  • Separate Good Debt from Bad Debt – one of the most asked questions as a financial advisor I get is “Should I pay off my mortgage” or “Should I pay for my new house without taking a mortgage?” My answer is always – there is good debt and there is bad debt. At historically low interest rates, I view a mortgage (or car loan) as good debt and here is why. Let’s say you have $300,000 left on your mortgage and you want to pay it off. Now your interest rate may only be 3.5% which would cost your approximately $10,500 in interest this year. Now let’s take the 20 year average return off a basic 60/40 stock to bond portfolio. The return rate over the past 20 years, which let’s not forget includes two HUGE market collapses (tech bubble and housing collapse) was 6.9% through 2016. This would return you approximately $20,700 on average this year. Would you rather pay off the mortgage to save $10,500, or would you rather keep that $300,000 invested, earn $20,700 and after your interest expenses wind up with $10,200 left over? I would take the $10,200 still invested. Now if you have school loans or credit card debt – make it a point to pay these off as soon as you possibly can. These can have a tremendously negative effect on your long-term financial goals and the sooner you can pay these down the better off you’ll be. But home and car loans at these current rates may still be favorable.

 

  • Work With a Professional – A little bit of self promotion, but as we always say “we take the emotions out of investment decisions.” 2017 was sort of a crazy year in that it wasn’t crazy at all. We saw little volatility, no downward movement over 3%, we saw no real huge jumps in the market, just a slow steady rate of return with all 12 months being up and a total return of 21.8%. Not many people would have predicted this at the start of the year and I’ve personally met with folks interviewing our firm who had been sitting in cash because their brother-in-law or previous advisor had them spooked that the world was ending once President Trump was elected.
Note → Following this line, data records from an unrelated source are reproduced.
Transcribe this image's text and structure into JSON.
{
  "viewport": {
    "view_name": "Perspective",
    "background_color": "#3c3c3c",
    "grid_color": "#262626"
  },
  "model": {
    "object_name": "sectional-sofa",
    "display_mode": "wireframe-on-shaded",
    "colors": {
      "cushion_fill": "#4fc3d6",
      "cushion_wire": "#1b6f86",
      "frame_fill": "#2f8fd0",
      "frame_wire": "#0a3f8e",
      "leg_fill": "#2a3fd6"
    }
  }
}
The key to long-term financial success is having a long-term approach to investing. If the emotional elements of investing are too much then it may be time to work with a professional.